Thick, tart, and creamy, this yogurt-like cheese, when eaten together with olive oil, pita bread, and za'atar spice, makes a typical Galilean breakfast.
This Parisian bistro staple salad of crisp, raw celery root tossed in a briny mustard aioli makes for a quick and elegant side dish.
This bright, slightly spicy salad is great served with roasted chicken.
Brightened with lemon and garlic, tahini becomes a bright, creamy dip.
The Middle Eastern spice blend za'atar (which combines sumac, oregano, sesame, hyssop, and other spices) flavors this simple cilantro-and-garlic dip. It's ideal served alongside roasted meats, or slathered on fresh-baked pita.
In Lexington, North Carolina, coleslaw is made with a spicy ketchup-based dressing.
Fabrizia Lanza shared her recipe for dry-cured black olives, flavored with orange and rosemary.
The recipe for this deli staple comes from Silvia Weiss, a kosher caterer in Bucharest.
Use fine-grained bulgur for this refreshing, lemony salad.
Cabbage is rubbed with a handful of ingredients including chile powder and garlic in this popular kimchi.
This fresh, tangy slaw goes well with Northern-Mexico style enchiladas.
The legendary Texas cook Helen Corbitt invented this simple, delicious black-eyed pea salad in Austin in 1940.
Make this slaw just before serving so that the lettuce is as crisp as possible.
When shopping for brussels sprouts, look for small ones that have a bright green color.
This traditional breakfast pickle is part of a family of Japanese quick-salted pickles.
In this summer salad, watermelon is a sweet counterpoint to the briny pungency of feta and olives.
This easily made pickle is a great side dish for both Asian and Western courses.
These savory pickles are as gorgeous as they are delicious.

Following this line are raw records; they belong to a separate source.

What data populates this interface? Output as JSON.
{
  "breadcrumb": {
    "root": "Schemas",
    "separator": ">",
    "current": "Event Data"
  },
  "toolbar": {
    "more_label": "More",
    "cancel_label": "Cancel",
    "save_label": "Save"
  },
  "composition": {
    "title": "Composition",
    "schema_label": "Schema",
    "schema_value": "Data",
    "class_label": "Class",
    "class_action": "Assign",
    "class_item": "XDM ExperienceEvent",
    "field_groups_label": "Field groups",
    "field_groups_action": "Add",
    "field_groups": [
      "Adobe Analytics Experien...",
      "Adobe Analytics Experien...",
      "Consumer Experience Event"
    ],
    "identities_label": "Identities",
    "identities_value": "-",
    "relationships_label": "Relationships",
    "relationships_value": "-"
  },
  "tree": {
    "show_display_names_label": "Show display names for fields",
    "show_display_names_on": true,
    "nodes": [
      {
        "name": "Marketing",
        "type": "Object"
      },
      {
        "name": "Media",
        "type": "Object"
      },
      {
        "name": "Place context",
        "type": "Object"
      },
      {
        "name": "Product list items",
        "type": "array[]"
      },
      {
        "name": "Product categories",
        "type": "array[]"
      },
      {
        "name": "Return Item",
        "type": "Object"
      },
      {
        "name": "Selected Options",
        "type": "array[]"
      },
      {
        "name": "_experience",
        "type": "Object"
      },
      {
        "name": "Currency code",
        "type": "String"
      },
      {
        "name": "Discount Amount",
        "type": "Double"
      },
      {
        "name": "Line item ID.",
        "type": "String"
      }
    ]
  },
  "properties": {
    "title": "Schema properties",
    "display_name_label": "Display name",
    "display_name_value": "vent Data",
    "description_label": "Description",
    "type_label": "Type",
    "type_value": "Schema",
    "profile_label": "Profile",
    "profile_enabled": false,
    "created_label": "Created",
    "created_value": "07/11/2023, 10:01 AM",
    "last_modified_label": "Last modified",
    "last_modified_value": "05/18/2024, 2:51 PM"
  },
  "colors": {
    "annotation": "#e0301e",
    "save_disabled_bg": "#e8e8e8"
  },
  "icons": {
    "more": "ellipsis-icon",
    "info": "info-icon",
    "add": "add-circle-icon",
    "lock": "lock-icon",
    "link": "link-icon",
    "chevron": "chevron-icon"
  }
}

Chef Bill Smith serves a version of this refreshing dish during the late summer.
Chunks of lemon and cracked coriander seeds lend a bright flavor to these earthy olives.